**Task statement**
Give every entry again, word for word and in full.
::::::::
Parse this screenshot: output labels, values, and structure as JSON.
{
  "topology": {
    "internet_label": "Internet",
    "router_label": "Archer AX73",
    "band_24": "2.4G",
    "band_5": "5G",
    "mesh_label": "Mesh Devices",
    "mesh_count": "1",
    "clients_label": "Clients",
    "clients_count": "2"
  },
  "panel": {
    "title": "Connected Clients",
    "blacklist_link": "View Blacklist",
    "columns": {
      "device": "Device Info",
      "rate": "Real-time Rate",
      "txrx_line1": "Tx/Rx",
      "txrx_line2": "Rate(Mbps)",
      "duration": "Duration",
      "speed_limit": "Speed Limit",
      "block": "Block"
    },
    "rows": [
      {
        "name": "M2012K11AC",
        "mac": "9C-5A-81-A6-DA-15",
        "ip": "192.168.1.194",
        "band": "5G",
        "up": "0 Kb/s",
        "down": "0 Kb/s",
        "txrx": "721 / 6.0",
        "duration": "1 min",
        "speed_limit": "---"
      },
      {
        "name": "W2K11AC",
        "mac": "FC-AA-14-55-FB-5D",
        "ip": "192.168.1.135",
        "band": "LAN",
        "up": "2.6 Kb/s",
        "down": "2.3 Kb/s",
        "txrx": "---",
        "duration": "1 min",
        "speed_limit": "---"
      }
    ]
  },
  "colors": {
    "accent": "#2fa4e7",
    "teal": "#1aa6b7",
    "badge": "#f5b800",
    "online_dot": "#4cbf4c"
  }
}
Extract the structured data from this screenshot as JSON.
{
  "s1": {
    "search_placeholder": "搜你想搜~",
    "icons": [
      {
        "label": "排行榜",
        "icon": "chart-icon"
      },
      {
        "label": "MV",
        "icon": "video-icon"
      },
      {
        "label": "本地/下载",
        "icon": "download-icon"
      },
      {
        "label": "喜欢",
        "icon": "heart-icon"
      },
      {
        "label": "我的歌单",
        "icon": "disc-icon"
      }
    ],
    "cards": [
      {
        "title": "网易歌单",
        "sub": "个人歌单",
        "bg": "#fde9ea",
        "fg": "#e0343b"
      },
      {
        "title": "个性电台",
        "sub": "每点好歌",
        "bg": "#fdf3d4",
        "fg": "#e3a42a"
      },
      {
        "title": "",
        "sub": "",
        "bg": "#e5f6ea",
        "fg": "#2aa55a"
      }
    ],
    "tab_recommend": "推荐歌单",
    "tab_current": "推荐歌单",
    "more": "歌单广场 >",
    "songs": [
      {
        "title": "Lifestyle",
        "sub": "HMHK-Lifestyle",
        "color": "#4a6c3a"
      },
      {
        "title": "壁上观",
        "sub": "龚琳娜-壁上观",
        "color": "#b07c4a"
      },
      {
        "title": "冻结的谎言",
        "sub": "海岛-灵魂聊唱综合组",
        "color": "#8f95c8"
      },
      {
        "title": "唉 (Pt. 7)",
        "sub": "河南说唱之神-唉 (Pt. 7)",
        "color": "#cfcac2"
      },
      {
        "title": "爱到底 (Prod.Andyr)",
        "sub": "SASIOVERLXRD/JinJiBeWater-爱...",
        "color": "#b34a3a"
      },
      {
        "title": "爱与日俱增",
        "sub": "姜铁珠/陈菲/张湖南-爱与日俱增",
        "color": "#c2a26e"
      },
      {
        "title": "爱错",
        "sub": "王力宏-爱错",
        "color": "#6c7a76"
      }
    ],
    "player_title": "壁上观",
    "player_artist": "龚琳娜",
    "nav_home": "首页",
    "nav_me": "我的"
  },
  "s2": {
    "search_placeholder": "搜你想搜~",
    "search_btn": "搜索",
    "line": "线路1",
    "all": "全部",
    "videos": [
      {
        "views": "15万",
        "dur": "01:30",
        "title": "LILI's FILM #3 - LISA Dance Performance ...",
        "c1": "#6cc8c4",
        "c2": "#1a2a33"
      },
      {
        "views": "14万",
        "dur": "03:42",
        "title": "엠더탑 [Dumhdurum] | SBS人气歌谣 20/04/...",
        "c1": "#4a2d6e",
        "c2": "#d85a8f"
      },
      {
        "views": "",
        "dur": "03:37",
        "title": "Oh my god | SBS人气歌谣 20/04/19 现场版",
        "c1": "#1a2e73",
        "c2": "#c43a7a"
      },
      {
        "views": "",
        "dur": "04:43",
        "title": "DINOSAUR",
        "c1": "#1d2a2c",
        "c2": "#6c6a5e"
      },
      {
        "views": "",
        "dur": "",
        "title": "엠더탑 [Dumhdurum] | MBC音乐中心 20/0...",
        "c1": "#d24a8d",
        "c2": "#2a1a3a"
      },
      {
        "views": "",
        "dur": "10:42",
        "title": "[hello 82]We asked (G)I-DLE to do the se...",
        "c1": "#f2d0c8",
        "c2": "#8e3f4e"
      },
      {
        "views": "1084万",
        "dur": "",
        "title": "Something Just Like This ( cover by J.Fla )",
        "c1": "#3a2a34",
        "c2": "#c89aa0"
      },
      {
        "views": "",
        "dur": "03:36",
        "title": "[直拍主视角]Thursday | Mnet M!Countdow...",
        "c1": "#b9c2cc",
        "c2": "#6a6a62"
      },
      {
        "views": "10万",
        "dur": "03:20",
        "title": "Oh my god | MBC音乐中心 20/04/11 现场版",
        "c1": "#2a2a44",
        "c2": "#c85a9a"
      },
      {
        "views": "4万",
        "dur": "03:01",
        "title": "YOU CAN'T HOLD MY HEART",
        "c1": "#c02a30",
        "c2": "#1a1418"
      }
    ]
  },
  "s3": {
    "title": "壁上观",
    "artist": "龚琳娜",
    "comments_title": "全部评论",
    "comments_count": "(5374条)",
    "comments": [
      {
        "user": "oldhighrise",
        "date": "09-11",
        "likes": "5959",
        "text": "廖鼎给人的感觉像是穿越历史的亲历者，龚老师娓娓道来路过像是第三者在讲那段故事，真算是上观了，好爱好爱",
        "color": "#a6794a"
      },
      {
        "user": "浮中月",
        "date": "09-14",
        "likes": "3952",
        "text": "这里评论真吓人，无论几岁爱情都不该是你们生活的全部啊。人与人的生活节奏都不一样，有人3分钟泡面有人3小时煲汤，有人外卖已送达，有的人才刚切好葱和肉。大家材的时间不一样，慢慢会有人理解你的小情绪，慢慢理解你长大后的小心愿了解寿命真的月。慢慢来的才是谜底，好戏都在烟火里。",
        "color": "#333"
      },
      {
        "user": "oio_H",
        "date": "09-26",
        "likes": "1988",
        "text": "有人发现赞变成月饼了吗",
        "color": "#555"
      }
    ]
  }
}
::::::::
**Exercise answer**
Parse this screenshot: output labels, values, and structure as JSON.
{
  "topology": {
    "internet_label": "Internet",
    "router_label": "Archer AX73",
    "band_24": "2.4G",
    "band_5": "5G",
    "mesh_label": "Mesh Devices",
    "mesh_count": "1",
    "clients_label": "Clients",
    "clients_count": "2"
  },
  "panel": {
    "title": "Connected Clients",
    "blacklist_link": "View Blacklist",
    "columns": {
      "device": "Device Info",
      "rate": "Real-time Rate",
      "txrx_line1": "Tx/Rx",
      "txrx_line2": "Rate(Mbps)",
      "duration": "Duration",
      "speed_limit": "Speed Limit",
      "block": "Block"
    },
    "rows": [
      {
        "name": "M2012K11AC",
        "mac": "9C-5A-81-A6-DA-15",
        "ip": "192.168.1.194",
        "band": "5G",
        "up": "0 Kb/s",
        "down": "0 Kb/s",
        "txrx": "721 / 6.0",
        "duration": "1 min",
        "speed_limit": "---"
      },
      {
        "name": "W2K11AC",
        "mac": "FC-AA-14-55-FB-5D",
        "ip": "192.168.1.135",
        "band": "LAN",
        "up": "2.6 Kb/s",
        "down": "2.3 Kb/s",
        "txrx": "---",
        "duration": "1 min",
        "speed_limit": "---"
      }
    ]
  },
  "colors": {
    "accent": "#2fa4e7",
    "teal": "#1aa6b7",
    "badge": "#f5b800",
    "online_dot": "#4cbf4c"
  }
}
Extract the structured data from this screenshot as JSON.
{
  "s1": {
    "search_placeholder": "搜你想搜~",
    "icons": [
      {
        "label": "排行榜",
        "icon": "chart-icon"
      },
      {
        "label": "MV",
        "icon": "video-icon"
      },
      {
        "label": "本地/下载",
        "icon": "download-icon"
      },
      {
        "label": "喜欢",
        "icon": "heart-icon"
      },
      {
        "label": "我的歌单",
        "icon": "disc-icon"
      }
    ],
    "cards": [
      {
        "title": "网易歌单",
        "sub": "个人歌单",
        "bg": "#fde9ea",
        "fg": "#e0343b"
      },
      {
        "title": "个性电台",
        "sub": "每点好歌",
        "bg": "#fdf3d4",
        "fg": "#e3a42a"
      },
      {
        "title": "",
        "sub": "",
        "bg": "#e5f6ea",
        "fg": "#2aa55a"
      }
    ],
    "tab_recommend": "推荐歌单",
    "tab_current": "推荐歌单",
    "more": "歌单广场 >",
    "songs": [
      {
        "title": "Lifestyle",
        "sub": "HMHK-Lifestyle",
        "color": "#4a6c3a"
      },
      {
        "title": "壁上观",
        "sub": "龚琳娜-壁上观",
        "color": "#b07c4a"
      },
      {
        "title": "冻结的谎言",
        "sub": "海岛-灵魂聊唱综合组",
        "color": "#8f95c8"
      },
      {
        "title": "唉 (Pt. 7)",
        "sub": "河南说唱之神-唉 (Pt. 7)",
        "color": "#cfcac2"
      },
      {
        "title": "爱到底 (Prod.Andyr)",
        "sub": "SASIOVERLXRD/JinJiBeWater-爱...",
        "color": "#b34a3a"
      },
      {
        "title": "爱与日俱增",
        "sub": "姜铁珠/陈菲/张湖南-爱与日俱增",
        "color": "#c2a26e"
      },
      {
        "title": "爱错",
        "sub": "王力宏-爱错",
        "color": "#6c7a76"
      }
    ],
    "player_title": "壁上观",
    "player_artist": "龚琳娜",
    "nav_home": "首页",
    "nav_me": "我的"
  },
  "s2": {
    "search_placeholder": "搜你想搜~",
    "search_btn": "搜索",
    "line": "线路1",
    "all": "全部",
    "videos": [
      {
        "views": "15万",
        "dur": "01:30",
        "title": "LILI's FILM #3 - LISA Dance Performance ...",
        "c1": "#6cc8c4",
        "c2": "#1a2a33"
      },
      {
        "views": "14万",
        "dur": "03:42",
        "title": "엠더탑 [Dumhdurum] | SBS人气歌谣 20/04/...",
        "c1": "#4a2d6e",
        "c2": "#d85a8f"
      },
      {
        "views": "",
        "dur": "03:37",
        "title": "Oh my god | SBS人气歌谣 20/04/19 现场版",
        "c1": "#1a2e73",
        "c2": "#c43a7a"
      },
      {
        "views": "",
        "dur": "04:43",
        "title": "DINOSAUR",
        "c1": "#1d2a2c",
        "c2": "#6c6a5e"
      },
      {
        "views": "",
        "dur": "",
        "title": "엠더탑 [Dumhdurum] | MBC音乐中心 20/0...",
        "c1": "#d24a8d",
        "c2": "#2a1a3a"
      },
      {
        "views": "",
        "dur": "10:42",
        "title": "[hello 82]We asked (G)I-DLE to do the se...",
        "c1": "#f2d0c8",
        "c2": "#8e3f4e"
      },
      {
        "views": "1084万",
        "dur": "",
        "title": "Something Just Like This ( cover by J.Fla )",
        "c1": "#3a2a34",
        "c2": "#c89aa0"
      },
      {
        "views": "",
        "dur": "03:36",
        "title": "[直拍主视角]Thursday | Mnet M!Countdow...",
        "c1": "#b9c2cc",
        "c2": "#6a6a62"
      },
      {
        "views": "10万",
        "dur": "03:20",
        "title": "Oh my god | MBC音乐中心 20/04/11 现场版",
        "c1": "#2a2a44",
        "c2": "#c85a9a"
      },
      {
        "views": "4万",
        "dur": "03:01",
        "title": "YOU CAN'T HOLD MY HEART",
        "c1": "#c02a30",
        "c2": "#1a1418"
      }
    ]
  },
  "s3": {
    "title": "壁上观",
    "artist": "龚琳娜",
    "comments_title": "全部评论",
    "comments_count": "(5374条)",
    "comments": [
      {
        "user": "oldhighrise",
        "date": "09-11",
        "likes": "5959",
        "text": "廖鼎给人的感觉像是穿越历史的亲历者，龚老师娓娓道来路过像是第三者在讲那段故事，真算是上观了，好爱好爱",
        "color": "#a6794a"
      },
      {
        "user": "浮中月",
        "date": "09-14",
        "likes": "3952",
        "text": "这里评论真吓人，无论几岁爱情都不该是你们生活的全部啊。人与人的生活节奏都不一样，有人3分钟泡面有人3小时煲汤，有人外卖已送达，有的人才刚切好葱和肉。大家材的时间不一样，慢慢会有人理解你的小情绪，慢慢理解你长大后的小心愿了解寿命真的月。慢慢来的才是谜底，好戏都在烟火里。",
        "color": "#333"
      },
      {
        "user": "oio_H",
        "date": "09-26",
        "likes": "1988",
        "text": "有人发现赞变成月饼了吗",
        "color": "#555"
      }
    ]
  }
}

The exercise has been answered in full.